Benefits of Guaiacum

This is a tropical tree native to the W. Indies, with some growing, in So. California and So, Florida. The common name given to it, lignum vitae, means “wood of life,” evidently referring to its medicinal properties.(Guaiacum)

All parts of the tree possess medicinal properties, but the WOOD and the CONCRETE JUICE (gum resin) only are official. The bark, considered much more efficacious than the wood, is not available.

Guaiacum wood is imported from Haiti, Jamaica, and other W. Indies Islands in the shape of logs. These are used for the fabrication of various instruments and utensils for which the wood is well adapted by its extreme hardness and density. It is kept by druggists only in the state of chips or raspings which they obtain from the turners.

The wood is almost without smell unless rubbed or heated, when it then becomes odorous. When burnt, it emits an agreeable odor. It is bitterish and slightly pungent and requires to be chewed for some time before the taste is developed. Its medicinal properties are probably dependent on the guaiac with which it is impregnated. It yields its virtues but partially to water. Alcohol is the best solvent.

Gum guaiacum or guaiac is the concrete juice of the tree obtained by spontaneous exudation or by incisions made into the trunk. There are also other methods. Guaiac is brought to the market from the West Indies. It is readily pulverized. Though commonly called gum guaiac and till recently considered a gum resin, it has been ascertained to be a substance neither containing nor consisting of gum or resin. It is therefore properly designated by the simple title, guaiacum. Both the WOOD and the GUM RESIN are used by botanic practitioners.

The wood is largely used in the manufacture of blood purifiers, often combined with sarsaparilla.

Guaiacum is most beneficial in mercurial cachexia, secondary syphilis, venereal rheumatism especially chronic rheumatism, gout, scrofulous affections, impurities of the blood, cutaneous 56 eruptions, eczema, and protracted diseases dependent on a depraved or debilitated condition of the system. A decoction is preferred in combination with compound decoction of sarsaparilla. The wood, however, seems to be favored in these complaints. It is said to be useful in amenorrhoea.

It influences the digestive, urinary, and genital organs, stimulates the circulation, and induces a good capillary flow. It is best suited to languid and depressed conditions of the mucous membranes and a clogged condition of the secements.

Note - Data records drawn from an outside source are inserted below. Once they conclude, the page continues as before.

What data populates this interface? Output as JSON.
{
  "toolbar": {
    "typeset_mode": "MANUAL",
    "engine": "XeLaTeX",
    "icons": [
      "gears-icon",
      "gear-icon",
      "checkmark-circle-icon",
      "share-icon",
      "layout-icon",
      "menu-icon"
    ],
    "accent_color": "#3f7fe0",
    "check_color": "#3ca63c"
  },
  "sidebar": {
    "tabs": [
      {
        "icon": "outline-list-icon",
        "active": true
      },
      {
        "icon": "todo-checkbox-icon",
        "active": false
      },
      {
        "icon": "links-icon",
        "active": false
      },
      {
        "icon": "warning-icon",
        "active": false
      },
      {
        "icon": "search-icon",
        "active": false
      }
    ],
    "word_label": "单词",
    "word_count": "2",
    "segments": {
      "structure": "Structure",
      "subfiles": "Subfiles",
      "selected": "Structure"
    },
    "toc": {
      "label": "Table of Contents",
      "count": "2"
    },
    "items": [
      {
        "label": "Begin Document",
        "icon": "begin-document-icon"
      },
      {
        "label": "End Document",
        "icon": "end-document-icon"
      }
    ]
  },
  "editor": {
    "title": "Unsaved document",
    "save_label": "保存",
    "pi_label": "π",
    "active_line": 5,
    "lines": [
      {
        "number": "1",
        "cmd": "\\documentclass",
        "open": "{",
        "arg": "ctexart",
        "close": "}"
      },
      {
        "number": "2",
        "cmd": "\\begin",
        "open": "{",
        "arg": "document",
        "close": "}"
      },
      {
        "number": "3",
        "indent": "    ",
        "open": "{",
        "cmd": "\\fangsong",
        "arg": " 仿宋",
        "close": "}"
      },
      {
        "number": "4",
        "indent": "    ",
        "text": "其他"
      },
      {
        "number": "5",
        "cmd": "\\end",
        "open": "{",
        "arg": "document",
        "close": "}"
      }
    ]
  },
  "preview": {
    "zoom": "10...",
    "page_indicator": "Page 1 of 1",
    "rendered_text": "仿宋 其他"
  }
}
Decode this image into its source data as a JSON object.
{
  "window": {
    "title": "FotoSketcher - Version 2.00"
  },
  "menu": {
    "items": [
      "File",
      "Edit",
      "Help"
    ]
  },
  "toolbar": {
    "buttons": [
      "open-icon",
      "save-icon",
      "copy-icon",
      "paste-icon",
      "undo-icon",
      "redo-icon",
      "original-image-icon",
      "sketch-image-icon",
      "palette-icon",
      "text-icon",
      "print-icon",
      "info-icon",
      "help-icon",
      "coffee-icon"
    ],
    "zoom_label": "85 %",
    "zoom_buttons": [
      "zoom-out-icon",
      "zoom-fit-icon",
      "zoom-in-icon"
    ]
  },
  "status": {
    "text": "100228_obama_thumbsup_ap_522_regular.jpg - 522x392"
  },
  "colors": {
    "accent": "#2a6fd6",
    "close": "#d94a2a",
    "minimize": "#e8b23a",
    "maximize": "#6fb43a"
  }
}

Refer Here for the Abbreviations and Measurement Units

The gum resin is not a good remedy to use in irritated or inflamed conditions as it is too stimulating. In large doses, it purges.

The following is considered effective in the treatment of rheumatism: 1 dr. powdered gum guaiacum, 2 Dr. powdered rhubarb, 1 oz. each cream of tartar, and finely powdered nutmeg. Mix with 1# honey. Take 2 large spoonfuls night and morning.

The Dominion Herbal College claims excellent results in rheumatism from the following: all in powder: 1 oz. of each gum guaiacum, cayenne, sulphur, turkey rhubarb. Mix and fill #1 capsules and take 4 of the capsules 2 or 3 times daily.

A simple decoction of the wood is prepared by boiling 1 oz. in 3/2 pts. water down to 1 pt., the whole of which is taken during 24hrs.

The gum is taken in substance or tincture. The dose of the powder is from 10 to 30 gr. which may be taken in pills or mixed with sugar and taken in capsules or in an emulsion made with gum arabic, sugar, and water. An objection to the powder is that it quickly aggregates. The resin does not readily combine with other remedies.

The simple infusion of the wood is made by steeping 1 oz. in 1 pt. boiling water, 1 wine-glassful to be taken.

Cold doses are usually best for chronic diseases.

Leave a Reply

Your email address will not be published. Required fields are marked *